At this point, I’m pretty sure I have the most understanding and supportive family in the world, or at least the most polite. And having run through pretty much the entire gauntlet of coming out, I can say it doesn’t necessarily get any easier. Sure, I have more experience with it now, and I don’t think my family can really be all that surprised anymore, but it’s still just as difficult as it’s always been. There’s that lengthy period of dread in the back of your mind as you keep putting it off, the point where you finally get sick of this and commit to getting it over with, the adrenaline-fueled anxiety leading up to it, and the heart-pounding moment of uncertainty when you actually tell them and hope that they won’t freak out.

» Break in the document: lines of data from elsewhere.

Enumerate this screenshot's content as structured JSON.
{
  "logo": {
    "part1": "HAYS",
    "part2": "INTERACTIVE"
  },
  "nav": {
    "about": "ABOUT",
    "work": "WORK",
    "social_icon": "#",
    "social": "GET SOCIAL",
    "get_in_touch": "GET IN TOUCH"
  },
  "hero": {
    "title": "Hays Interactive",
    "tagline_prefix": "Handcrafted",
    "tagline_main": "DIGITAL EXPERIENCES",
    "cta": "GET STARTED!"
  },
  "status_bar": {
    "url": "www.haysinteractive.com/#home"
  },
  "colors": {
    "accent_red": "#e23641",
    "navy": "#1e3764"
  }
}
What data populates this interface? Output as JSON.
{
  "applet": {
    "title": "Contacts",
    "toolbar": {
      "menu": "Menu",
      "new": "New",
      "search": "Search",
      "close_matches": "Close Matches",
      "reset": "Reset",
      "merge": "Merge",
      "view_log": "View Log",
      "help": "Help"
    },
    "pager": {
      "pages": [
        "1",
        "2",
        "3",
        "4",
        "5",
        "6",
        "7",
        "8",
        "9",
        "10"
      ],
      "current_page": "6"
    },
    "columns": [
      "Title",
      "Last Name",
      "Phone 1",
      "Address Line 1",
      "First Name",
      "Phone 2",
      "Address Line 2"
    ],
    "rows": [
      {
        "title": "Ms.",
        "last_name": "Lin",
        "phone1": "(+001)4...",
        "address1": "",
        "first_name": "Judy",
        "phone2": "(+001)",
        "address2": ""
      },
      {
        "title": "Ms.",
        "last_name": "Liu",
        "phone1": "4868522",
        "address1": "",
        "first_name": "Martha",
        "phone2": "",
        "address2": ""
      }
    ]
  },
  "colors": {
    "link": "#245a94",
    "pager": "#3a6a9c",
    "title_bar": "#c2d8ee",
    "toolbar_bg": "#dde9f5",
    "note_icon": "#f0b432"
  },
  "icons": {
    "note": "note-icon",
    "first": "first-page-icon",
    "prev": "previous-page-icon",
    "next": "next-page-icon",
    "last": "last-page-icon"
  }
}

And, if you’re lucky, there’s the most extraordinary relief when it turns out not to be a big deal at all, and you wonder why you waited so long to get it done.
I’ve usually come out incrementally instead of to everyone at once, because it feels like less of a single, enormous step, and it kind of snowballs in a way that makes it seem a little less scary as you come out to more and more people. It’s always helped to start with one person I trust, like a sibling, so that when I come out to more people, I can tell them about everyone else who already knows, and hopefully it won’t seem like such a big “thing” to them either.
I still haven’t come out to most of my extended family, but that’s because I don’t always know them very well and we haven’t seen each other in years, and I generally save the stress and anxiety of personally coming out for people who are really, really important to me. At the same time, I realize this information is no longer fully within my control once I start telling people, and everyone else could find out at any time if they go asking around or if someone decides to tell them. For me, being out is about being comfortable with that reality – after all, why out yourself if you don’t want to be out?
Of course, coming out will be different for everyone depending on their circumstances. Even for me, every time I’ve come out has been a unique experience. When I first came out as gay, there was the uncertainty of not knowing how my family would react to anything that had to do with the general LGBT cluster. And let’s just say that moving to Florida to live with a married woman and her kids can sound a lot more ominous than it actually is. But that really had nothing on coming out as trans, which actually required some explanation. Most people don’t fully understand what it means, and I had to gauge their knowledge and tailor the message accordingly. People know what it means to be gay or in love, but wanting to live as another gender? They might not even realize that this is possible, or real, or not like something you’d see on Jerry Springer.
Ironically, coming out as trans was more of a formality than anything. Almost nothing had actually changed about me at all, except for how I identified. I’d been slowly coming out for the past few years without even realizing it. No one could really claim to be shocked, and everything went better than expected. I had already gotten there, and now it was just official. At the end of the day, I was still me, and everyone knew that.
It’s easy to say this because it hasn’t ever gone poorly for me, but I’ve never regretted coming out. Not only was it a huge relief, but this is the truth of my life, and I believe it deserves to be shared with the people I care about. They’ve earned it. And I only hope that all of us can have someone in our lives who’s earned this invaluable trust: the trust that they’ll listen even if they don’t always understand, that they’ll see you as a human being first, and that they’ll love you just the same.